Instructions for the task:
Reproduce the entries exactly and omit the pictures.

[The data — start]

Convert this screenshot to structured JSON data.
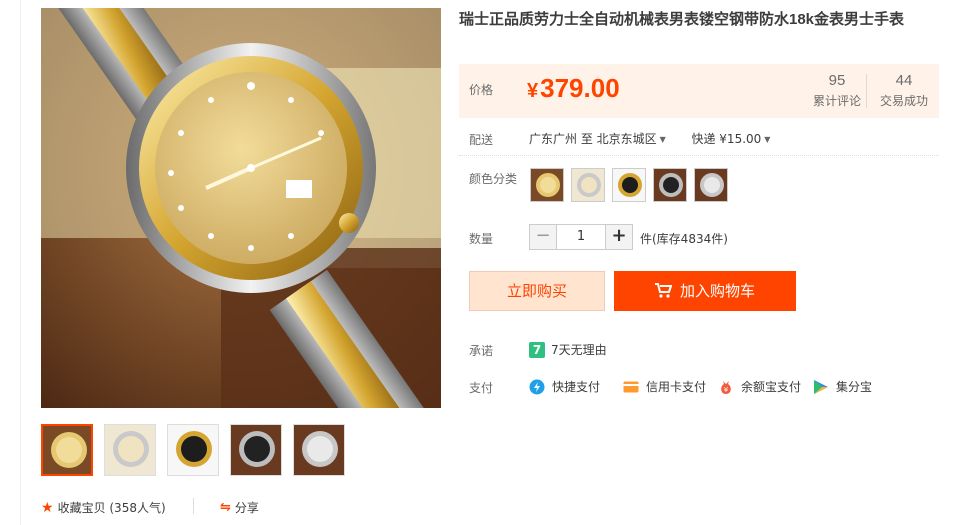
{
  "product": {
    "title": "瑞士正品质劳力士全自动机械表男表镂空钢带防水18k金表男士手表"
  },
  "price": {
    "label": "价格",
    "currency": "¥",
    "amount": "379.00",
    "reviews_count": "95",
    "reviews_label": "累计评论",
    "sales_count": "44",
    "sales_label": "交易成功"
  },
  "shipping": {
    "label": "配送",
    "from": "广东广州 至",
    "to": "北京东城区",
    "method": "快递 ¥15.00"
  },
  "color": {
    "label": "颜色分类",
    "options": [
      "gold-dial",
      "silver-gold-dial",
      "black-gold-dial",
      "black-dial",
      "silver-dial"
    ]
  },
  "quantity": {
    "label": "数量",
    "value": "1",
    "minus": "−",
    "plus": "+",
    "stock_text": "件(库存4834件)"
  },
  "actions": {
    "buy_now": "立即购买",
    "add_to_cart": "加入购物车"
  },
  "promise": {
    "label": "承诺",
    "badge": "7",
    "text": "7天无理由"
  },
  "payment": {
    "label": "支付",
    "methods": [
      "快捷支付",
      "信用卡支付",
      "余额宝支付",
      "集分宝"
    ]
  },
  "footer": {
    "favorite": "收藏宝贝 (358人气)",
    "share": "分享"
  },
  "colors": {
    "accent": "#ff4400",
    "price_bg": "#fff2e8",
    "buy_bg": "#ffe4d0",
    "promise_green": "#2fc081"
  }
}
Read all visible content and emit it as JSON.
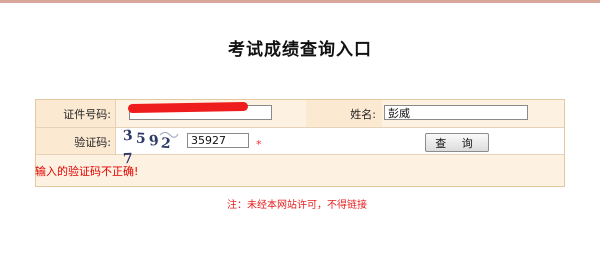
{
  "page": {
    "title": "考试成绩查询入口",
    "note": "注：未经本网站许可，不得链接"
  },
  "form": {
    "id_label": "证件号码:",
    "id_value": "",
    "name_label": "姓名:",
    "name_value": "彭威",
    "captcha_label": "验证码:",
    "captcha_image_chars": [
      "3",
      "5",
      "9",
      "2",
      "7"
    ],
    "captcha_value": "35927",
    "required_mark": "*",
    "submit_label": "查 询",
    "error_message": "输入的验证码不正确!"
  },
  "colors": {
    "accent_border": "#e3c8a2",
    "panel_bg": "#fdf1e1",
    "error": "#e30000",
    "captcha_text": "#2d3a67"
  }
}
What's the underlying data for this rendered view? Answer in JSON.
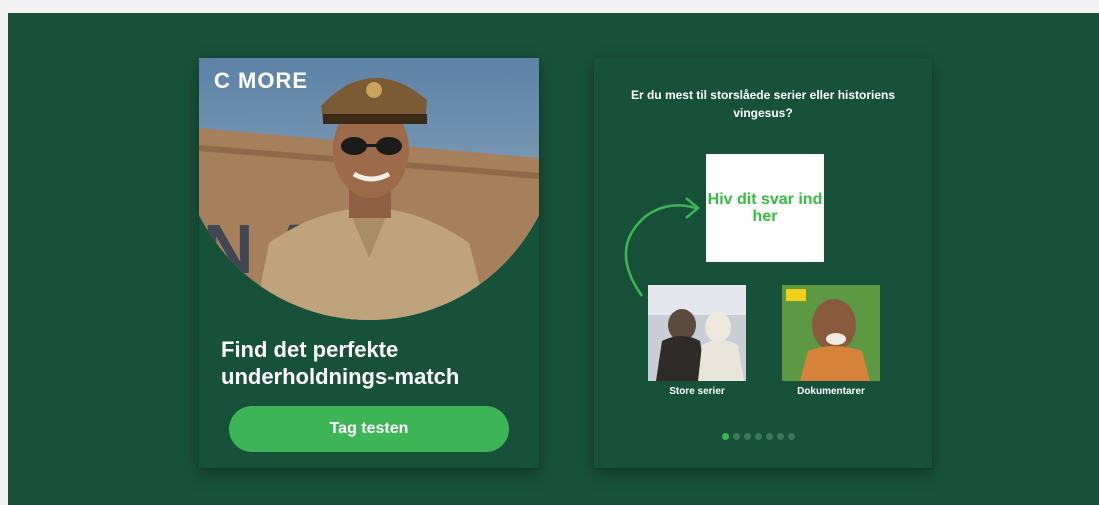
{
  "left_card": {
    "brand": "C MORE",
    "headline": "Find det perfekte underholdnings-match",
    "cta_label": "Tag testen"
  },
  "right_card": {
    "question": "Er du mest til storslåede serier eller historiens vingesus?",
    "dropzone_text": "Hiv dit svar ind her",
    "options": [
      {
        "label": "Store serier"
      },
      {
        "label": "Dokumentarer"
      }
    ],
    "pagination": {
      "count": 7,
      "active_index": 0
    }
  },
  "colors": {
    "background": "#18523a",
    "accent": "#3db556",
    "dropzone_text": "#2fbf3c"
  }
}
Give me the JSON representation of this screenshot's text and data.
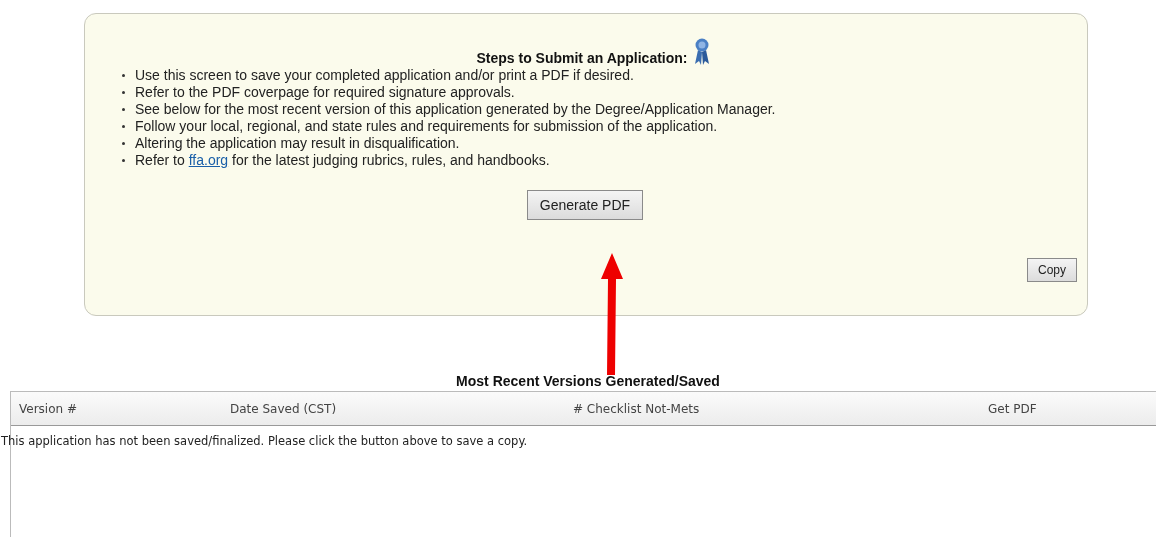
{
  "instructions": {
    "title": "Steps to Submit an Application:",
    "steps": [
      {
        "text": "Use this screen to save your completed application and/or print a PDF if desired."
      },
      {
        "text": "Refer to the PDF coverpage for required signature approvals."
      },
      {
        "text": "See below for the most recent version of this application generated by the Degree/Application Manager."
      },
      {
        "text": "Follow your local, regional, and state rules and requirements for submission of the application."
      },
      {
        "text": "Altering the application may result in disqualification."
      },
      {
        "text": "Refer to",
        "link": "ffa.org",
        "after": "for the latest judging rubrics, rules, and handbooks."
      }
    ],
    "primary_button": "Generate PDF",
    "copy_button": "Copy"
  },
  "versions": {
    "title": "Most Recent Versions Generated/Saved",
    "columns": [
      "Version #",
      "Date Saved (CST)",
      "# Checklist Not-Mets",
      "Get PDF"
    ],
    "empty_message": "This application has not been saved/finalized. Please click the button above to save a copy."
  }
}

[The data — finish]

Your solution:
Convert this screenshot to structured JSON data.
{
  "product": {
    "title": "瑞士正品质劳力士全自动机械表男表镂空钢带防水18k金表男士手表"
  },
  "price": {
    "label": "价格",
    "currency": "¥",
    "amount": "379.00",
    "reviews_count": "95",
    "reviews_label": "累计评论",
    "sales_count": "44",
    "sales_label": "交易成功"
  },
  "shipping": {
    "label": "配送",
    "from": "广东广州 至",
    "to": "北京东城区",
    "method": "快递 ¥15.00"
  },
  "color": {
    "label": "颜色分类",
    "options": [
      "gold-dial",
      "silver-gold-dial",
      "black-gold-dial",
      "black-dial",
      "silver-dial"
    ]
  },
  "quantity": {
    "label": "数量",
    "value": "1",
    "minus": "−",
    "plus": "+",
    "stock_text": "件(库存4834件)"
  },
  "actions": {
    "buy_now": "立即购买",
    "add_to_cart": "加入购物车"
  },
  "promise": {
    "label": "承诺",
    "badge": "7",
    "text": "7天无理由"
  },
  "payment": {
    "label": "支付",
    "methods": [
      "快捷支付",
      "信用卡支付",
      "余额宝支付",
      "集分宝"
    ]
  },
  "footer": {
    "favorite": "收藏宝贝 (358人气)",
    "share": "分享"
  },
  "colors": {
    "accent": "#ff4400",
    "price_bg": "#fff2e8",
    "buy_bg": "#ffe4d0",
    "promise_green": "#2fc081"
  }
}
Read all visible content and emit it as JSON.
{
  "page": {
    "title": "考试成绩查询入口",
    "note": "注：未经本网站许可，不得链接"
  },
  "form": {
    "id_label": "证件号码:",
    "id_value": "",
    "name_label": "姓名:",
    "name_value": "彭威",
    "captcha_label": "验证码:",
    "captcha_image_chars": [
      "3",
      "5",
      "9",
      "2",
      "7"
    ],
    "captcha_value": "35927",
    "required_mark": "*",
    "submit_label": "查 询",
    "error_message": "输入的验证码不正确!"
  },
  "colors": {
    "accent_border": "#e3c8a2",
    "panel_bg": "#fdf1e1",
    "error": "#e30000",
    "captcha_text": "#2d3a67"
  }
}
What's the underlying data for this rendered view? Answer in JSON.
{
  "left_card": {
    "brand": "C MORE",
    "headline": "Find det perfekte underholdnings-match",
    "cta_label": "Tag testen"
  },
  "right_card": {
    "question": "Er du mest til storslåede serier eller historiens vingesus?",
    "dropzone_text": "Hiv dit svar ind her",
    "options": [
      {
        "label": "Store serier"
      },
      {
        "label": "Dokumentarer"
      }
    ],
    "pagination": {
      "count": 7,
      "active_index": 0
    }
  },
  "colors": {
    "background": "#18523a",
    "accent": "#3db556",
    "dropzone_text": "#2fbf3c"
  }
}
Give me the JSON representation of this screenshot's text and data.
{
  "instructions": {
    "title": "Steps to Submit an Application:",
    "steps": [
      {
        "text": "Use this screen to save your completed application and/or print a PDF if desired."
      },
      {
        "text": "Refer to the PDF coverpage for required signature approvals."
      },
      {
        "text": "See below for the most recent version of this application generated by the Degree/Application Manager."
      },
      {
        "text": "Follow your local, regional, and state rules and requirements for submission of the application."
      },
      {
        "text": "Altering the application may result in disqualification."
      },
      {
        "text": "Refer to",
        "link": "ffa.org",
        "after": "for the latest judging rubrics, rules, and handbooks."
      }
    ],
    "primary_button": "Generate PDF",
    "copy_button": "Copy"
  },
  "versions": {
    "title": "Most Recent Versions Generated/Saved",
    "columns": [
      "Version #",
      "Date Saved (CST)",
      "# Checklist Not-Mets",
      "Get PDF"
    ],
    "empty_message": "This application has not been saved/finalized. Please click the button above to save a copy."
  }
}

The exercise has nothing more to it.